Given records:
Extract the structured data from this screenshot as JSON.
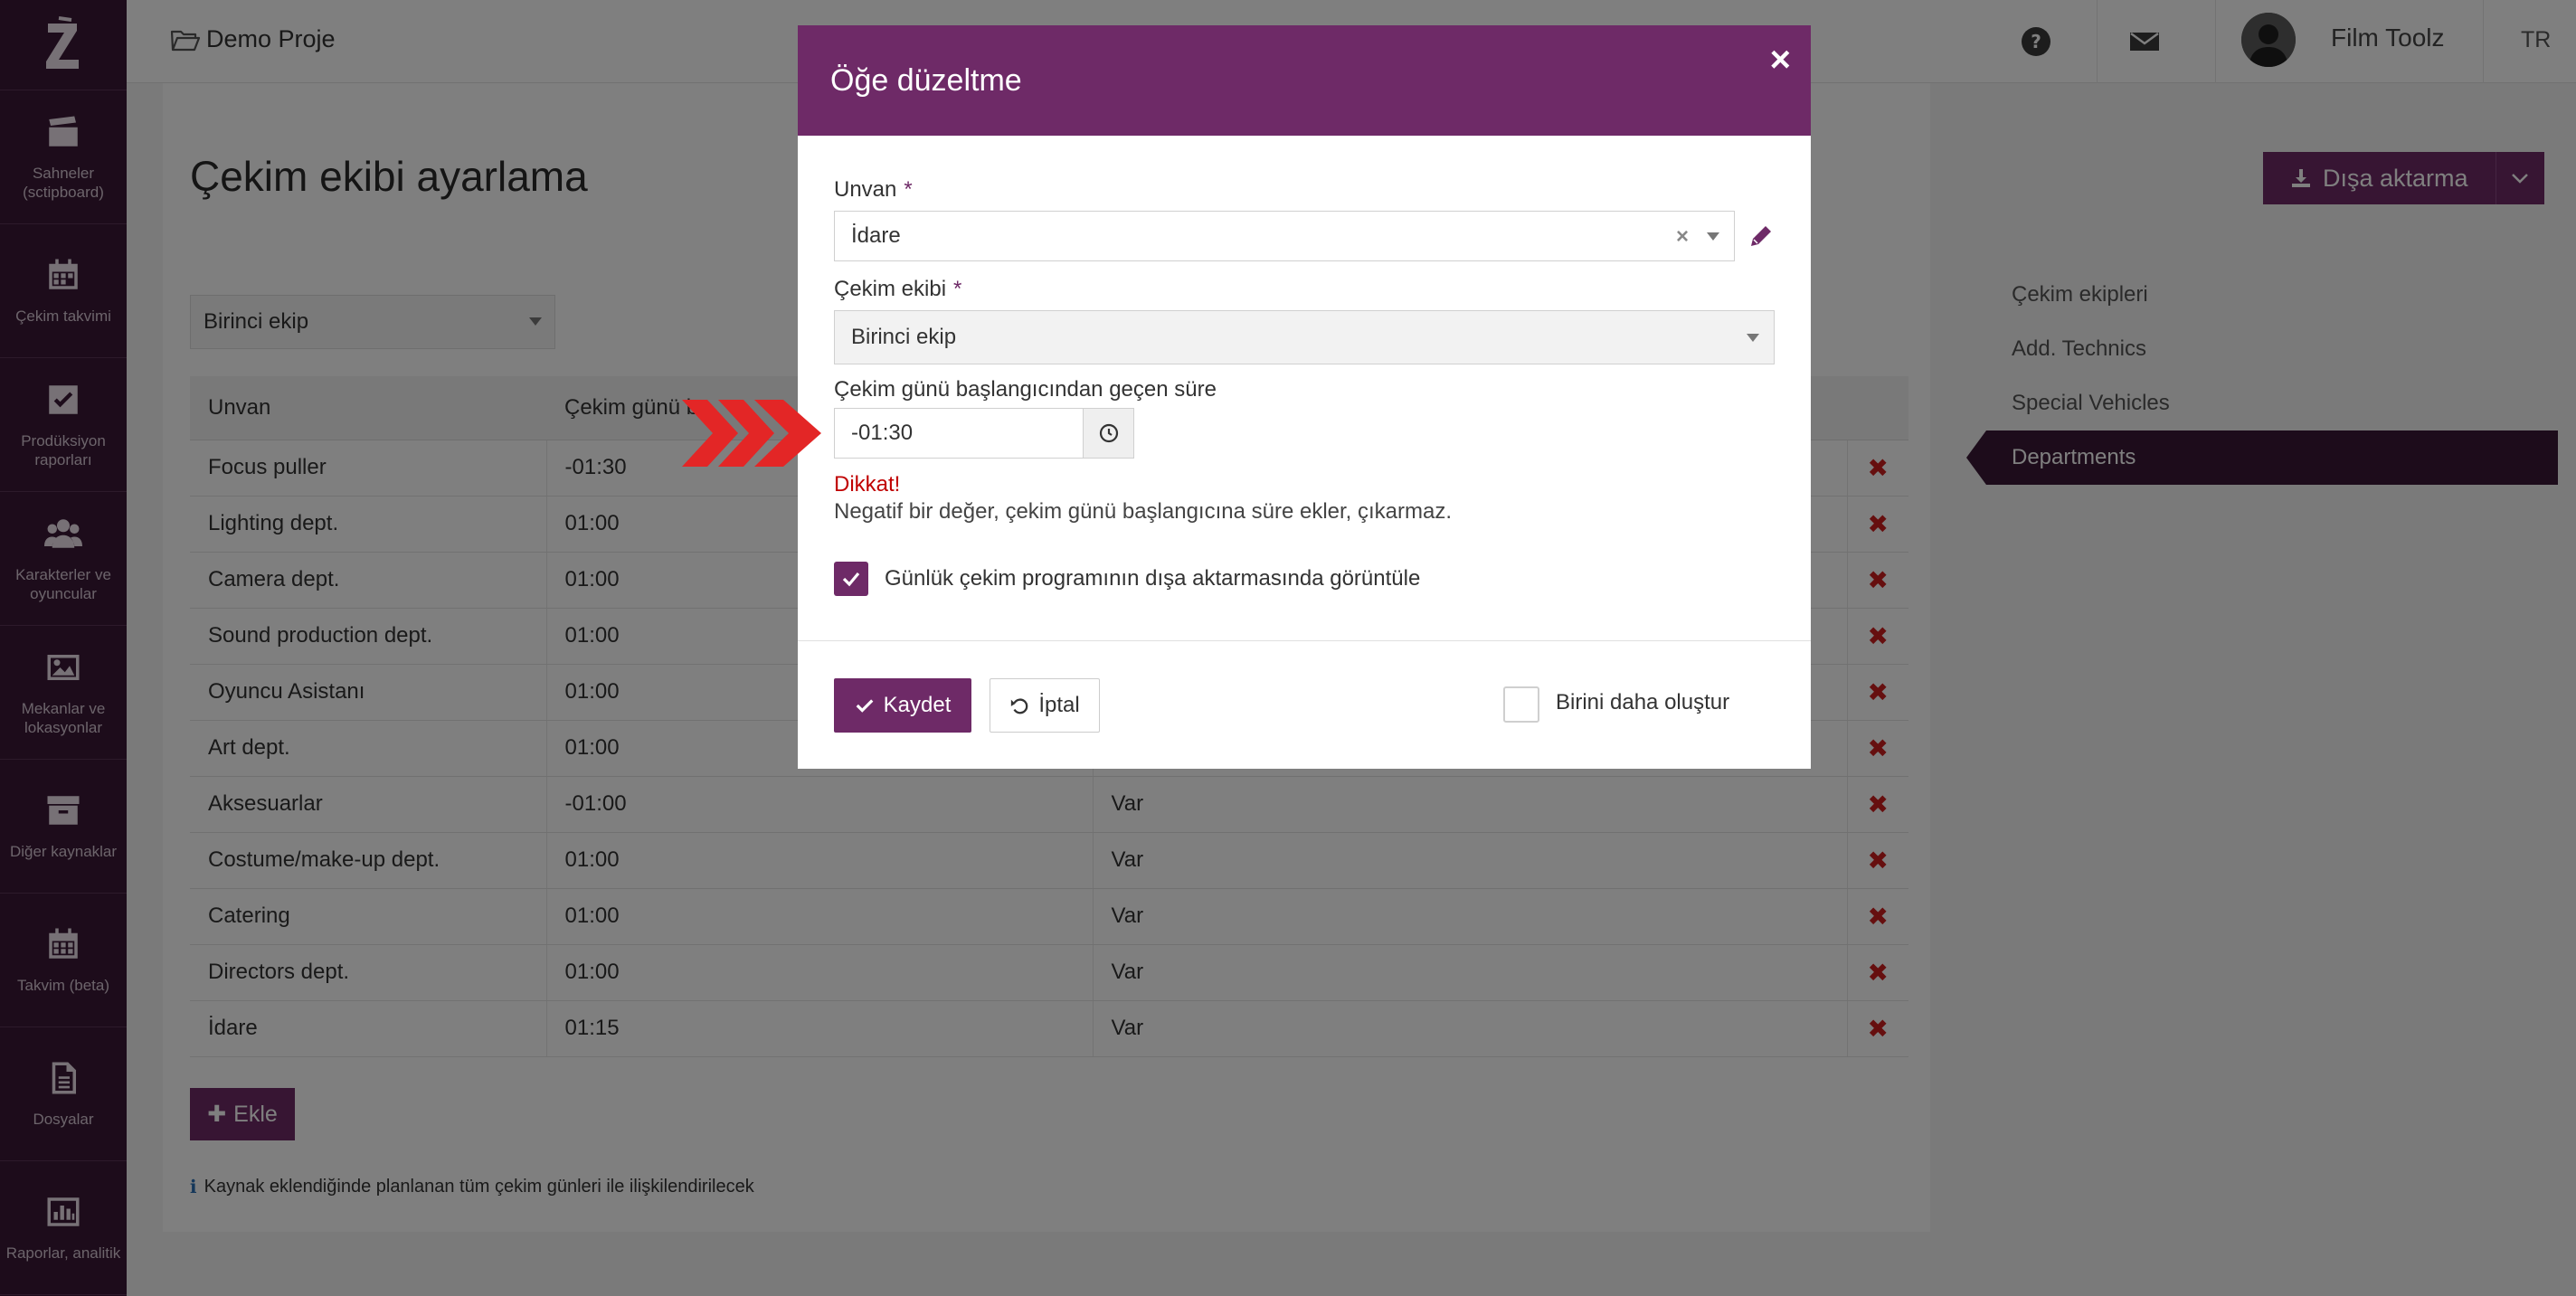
{
  "sidebar": {
    "items": [
      {
        "label": "Sahneler (sctipboard)",
        "icon": "clapperboard-icon"
      },
      {
        "label": "Çekim takvimi",
        "icon": "calendar-icon"
      },
      {
        "label": "Prodüksiyon raporları",
        "icon": "checkbox-icon"
      },
      {
        "label": "Karakterler ve oyuncular",
        "icon": "users-icon"
      },
      {
        "label": "Mekanlar ve lokasyonlar",
        "icon": "image-icon"
      },
      {
        "label": "Diğer kaynaklar",
        "icon": "archive-icon"
      },
      {
        "label": "Takvim (beta)",
        "icon": "calendar-grid-icon"
      },
      {
        "label": "Dosyalar",
        "icon": "file-icon"
      },
      {
        "label": "Raporlar, analitik",
        "icon": "bar-chart-icon"
      }
    ]
  },
  "topbar": {
    "project": "Demo Proje",
    "user_name": "Film Toolz",
    "lang": "TR"
  },
  "page": {
    "title": "Çekim ekibi ayarlama",
    "export_label": "Dışa aktarma",
    "crew_filter": "Birinci ekip",
    "add_label": "Ekle",
    "info_note": "Kaynak eklendiğinde planlanan tüm çekim günleri ile ilişkilendirilecek"
  },
  "table": {
    "headers": [
      "Unvan",
      "Çekim günü b"
    ],
    "rows": [
      [
        "Focus puller",
        "-01:30",
        ""
      ],
      [
        "Lighting dept.",
        "01:00",
        ""
      ],
      [
        "Camera dept.",
        "01:00",
        ""
      ],
      [
        "Sound production dept.",
        "01:00",
        ""
      ],
      [
        "Oyuncu Asistanı",
        "01:00",
        ""
      ],
      [
        "Art dept.",
        "01:00",
        ""
      ],
      [
        "Aksesuarlar",
        "-01:00",
        "Var"
      ],
      [
        "Costume/make-up dept.",
        "01:00",
        "Var"
      ],
      [
        "Catering",
        "01:00",
        "Var"
      ],
      [
        "Directors dept.",
        "01:00",
        "Var"
      ],
      [
        "İdare",
        "01:15",
        "Var"
      ]
    ]
  },
  "right_nav": {
    "items": [
      "Çekim ekipleri",
      "Add. Technics",
      "Special Vehicles",
      "Departments"
    ],
    "active": "Departments"
  },
  "modal": {
    "title": "Öğe düzeltme",
    "unvan_label": "Unvan",
    "unvan_value": "İdare",
    "crew_label": "Çekim ekibi",
    "crew_value": "Birinci ekip",
    "time_label": "Çekim günü başlangıcından geçen süre",
    "time_value": "-01:30",
    "warn_title": "Dikkat!",
    "warn_text": "Negatif bir değer, çekim günü başlangıcına süre ekler, çıkarmaz.",
    "show_label": "Günlük çekim programının dışa aktarmasında görüntüle",
    "show_checked": true,
    "save_label": "Kaydet",
    "cancel_label": "İptal",
    "create_another_label": "Birini daha oluştur",
    "create_another_checked": false
  },
  "colors": {
    "brand": "#6e2a67",
    "sidebar": "#3a1836",
    "danger": "#cc1f1f",
    "pointer": "#e32626"
  }
}
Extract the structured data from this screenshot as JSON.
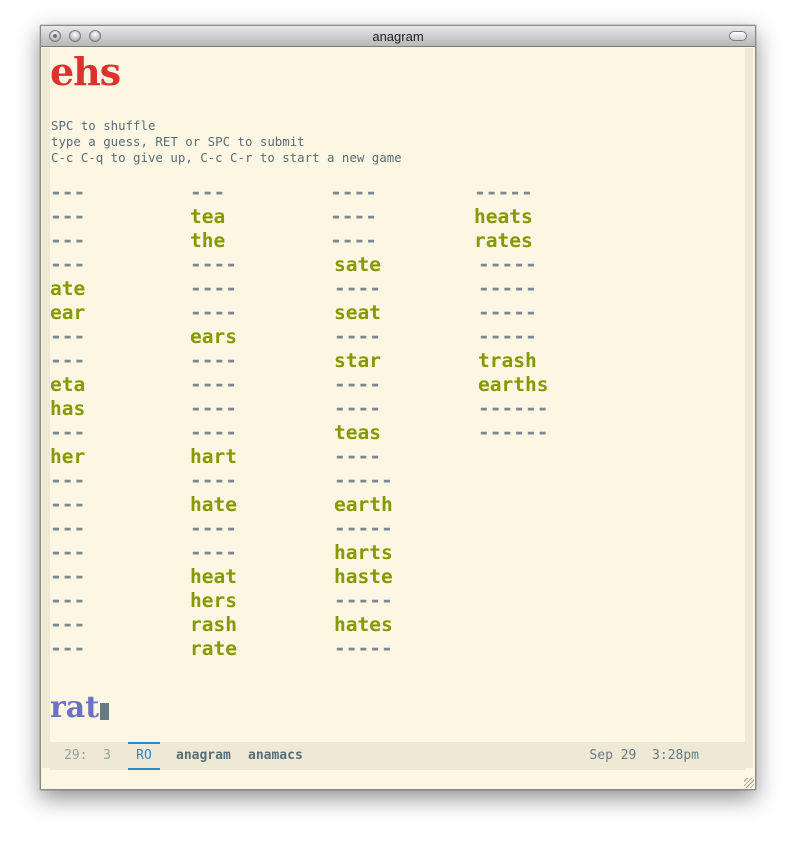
{
  "window": {
    "title": "anagram"
  },
  "game": {
    "letters": "ehs",
    "help_lines": [
      "SPC to shuffle",
      "type a guess, RET or SPC to submit",
      "C-c C-q to give up, C-c C-r to start a new game"
    ],
    "columns": [
      [
        "---",
        "---",
        "---",
        "---",
        "ate",
        "ear",
        "---",
        "---",
        "eta",
        "has",
        "---",
        "her",
        "---",
        "---",
        "---",
        "---",
        "---",
        "---",
        "---",
        "---"
      ],
      [
        "---",
        "tea",
        "the",
        "----",
        "----",
        "----",
        "ears",
        "----",
        "----",
        "----",
        "----",
        "hart",
        "----",
        "hate",
        "----",
        "----",
        "heat",
        "hers",
        "rash",
        "rate"
      ],
      [
        "----",
        "----",
        "----",
        "sate",
        "----",
        "seat",
        "----",
        "star",
        "----",
        "----",
        "teas",
        "----",
        "-----",
        "earth",
        "-----",
        "harts",
        "haste",
        "-----",
        "hates",
        "-----"
      ],
      [
        "-----",
        "heats",
        "rates",
        "-----",
        "-----",
        "-----",
        "-----",
        "trash",
        "earths",
        "------",
        "------"
      ]
    ],
    "current_input": "rat"
  },
  "modeline": {
    "position": "29:  3",
    "read_only": "RO",
    "buffer_name": "anagram",
    "major_mode": "anamacs",
    "datetime": "Sep 29  3:28pm"
  },
  "colors": {
    "background": "#fdf6e3",
    "letters": "#dc322f",
    "found_word": "#859900",
    "blank_word": "#7c8b8f",
    "input": "#6c71c4",
    "accent": "#268bd2"
  }
}
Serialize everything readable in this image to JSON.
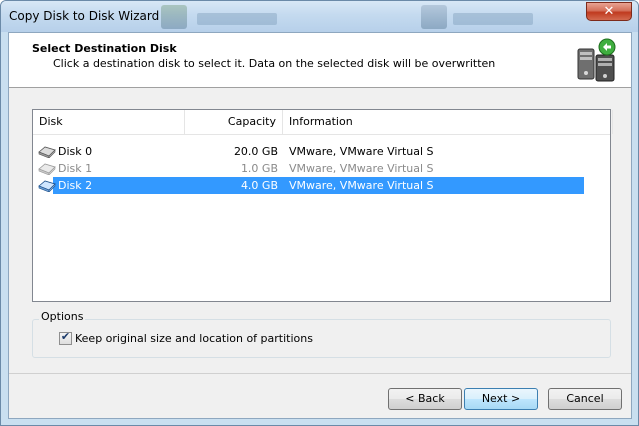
{
  "window": {
    "title": "Copy Disk to Disk Wizard"
  },
  "header": {
    "title": "Select Destination Disk",
    "subtitle": "Click a destination disk to select it. Data on the selected disk will be overwritten"
  },
  "disk_list": {
    "columns": [
      "Disk",
      "Capacity",
      "Information"
    ],
    "rows": [
      {
        "name": "Disk 0",
        "capacity": "20.0 GB",
        "info": "VMware, VMware Virtual S",
        "state": "normal"
      },
      {
        "name": "Disk 1",
        "capacity": "1.0 GB",
        "info": "VMware, VMware Virtual S",
        "state": "disabled"
      },
      {
        "name": "Disk 2",
        "capacity": "4.0 GB",
        "info": "VMware, VMware Virtual S",
        "state": "selected"
      }
    ]
  },
  "options": {
    "label": "Options",
    "keep_size": {
      "label": "Keep original size and location of partitions",
      "checked": true
    }
  },
  "buttons": {
    "back": "< Back",
    "next": "Next >",
    "cancel": "Cancel"
  },
  "colors": {
    "selection": "#3399ff",
    "close_button": "#c03a1f"
  },
  "icons": {
    "row_icon": "disk-drive-icon",
    "wizard_icon": "disk-copy-icon",
    "close": "close-icon"
  }
}
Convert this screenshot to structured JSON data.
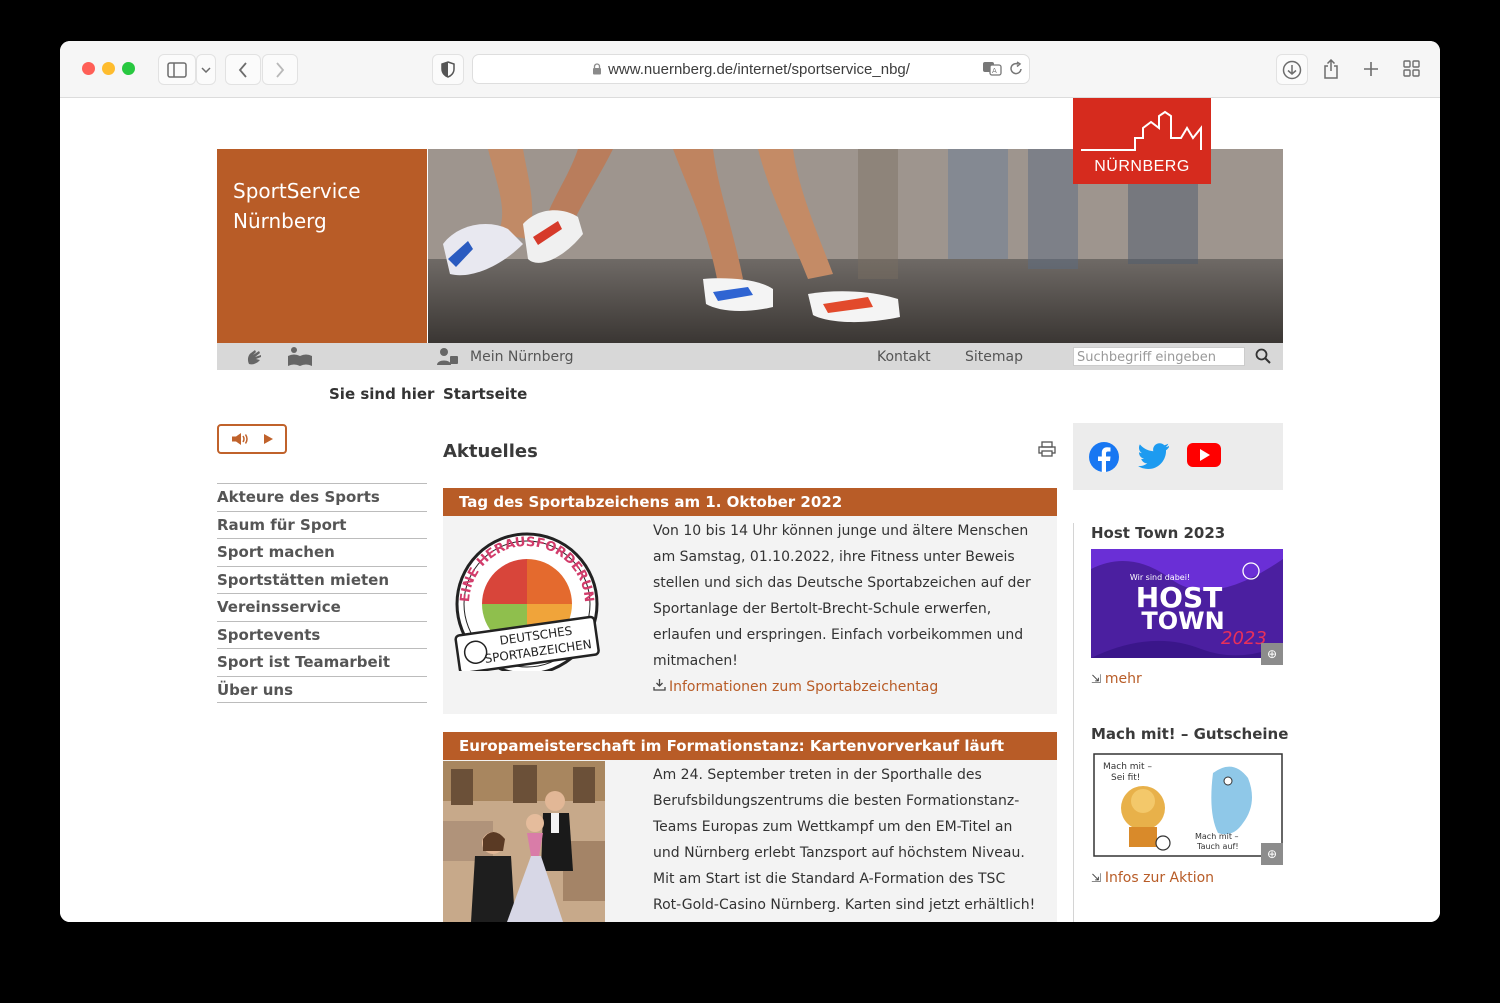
{
  "browser": {
    "url": "www.nuernberg.de/internet/sportservice_nbg/"
  },
  "header": {
    "site_title_line1": "SportService",
    "site_title_line2": "Nürnberg",
    "logo_text": "NÜRNBERG"
  },
  "utilbar": {
    "mein": "Mein Nürnberg",
    "kontakt": "Kontakt",
    "sitemap": "Sitemap",
    "search_placeholder": "Suchbegriff eingeben"
  },
  "breadcrumb": {
    "label": "Sie sind hier",
    "current": "Startseite"
  },
  "nav": {
    "items": [
      "Akteure des Sports",
      "Raum für Sport",
      "Sport machen",
      "Sportstätten mieten",
      "Vereinsservice",
      "Sportevents",
      "Sport ist Teamarbeit",
      "Über uns"
    ]
  },
  "main": {
    "heading": "Aktuelles",
    "news": [
      {
        "title": "Tag des Sportabzeichens am 1. Oktober 2022",
        "lines": [
          "Von 10 bis 14 Uhr können junge und ältere Menschen",
          "am Samstag, 01.10.2022, ihre Fitness unter Beweis",
          "stellen und sich das Deutsche Sportabzeichen auf der",
          "Sportanlage der Bertolt-Brecht-Schule erwerfen,",
          "erlaufen und erspringen. Einfach vorbeikommen und",
          "mitmachen!"
        ],
        "link": "Informationen zum Sportabzeichentag",
        "badge_arc": "DEINE HERAUSFORDERUNG",
        "badge_banner1": "DEUTSCHES",
        "badge_banner2": "SPORTABZEICHEN"
      },
      {
        "title": "Europameisterschaft im Formationstanz: Kartenvorverkauf läuft",
        "lines": [
          "Am 24. September treten in der Sporthalle des",
          "Berufsbildungszentrums die besten Formationstanz-",
          "Teams Europas zum Wettkampf um den EM-Titel an",
          "und Nürnberg erlebt Tanzsport auf höchstem Niveau.",
          "Mit am Start ist die Standard A-Formation des TSC",
          "Rot-Gold-Casino Nürnberg. Karten sind jetzt erhältlich!"
        ]
      }
    ]
  },
  "sidebar": {
    "host_town_heading": "Host Town 2023",
    "host_town_small": "Wir sind dabei!",
    "host_town_big1": "HOST",
    "host_town_big2": "TOWN",
    "host_town_year": "2023",
    "host_town_link": "mehr",
    "gutschein_heading": "Mach mit! – Gutscheine",
    "gutschein_text1": "Mach mit –",
    "gutschein_text2": "Sei fit!",
    "gutschein_text3": "Mach mit –",
    "gutschein_text4": "Tauch auf!",
    "gutschein_link": "Infos zur Aktion"
  },
  "colors": {
    "brand_orange": "#b85c27",
    "logo_red": "#d62b1e",
    "facebook": "#1877f2",
    "twitter": "#1d9bf0",
    "youtube": "#ff0000"
  }
}
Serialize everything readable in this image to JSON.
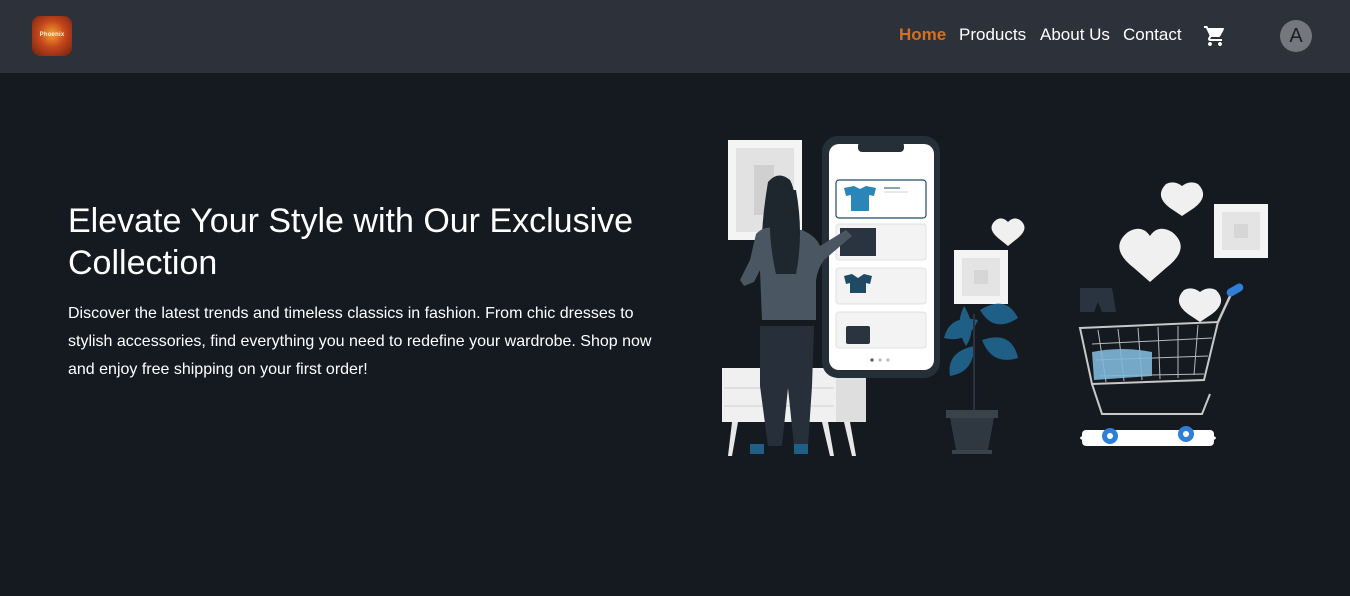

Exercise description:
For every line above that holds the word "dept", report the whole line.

Response:
        "Lighting dept.",
        "Camera dept.",
        "Sound production dept.",
        "Art dept.",
        "Costume/make-up dept.",
        "Directors dept.",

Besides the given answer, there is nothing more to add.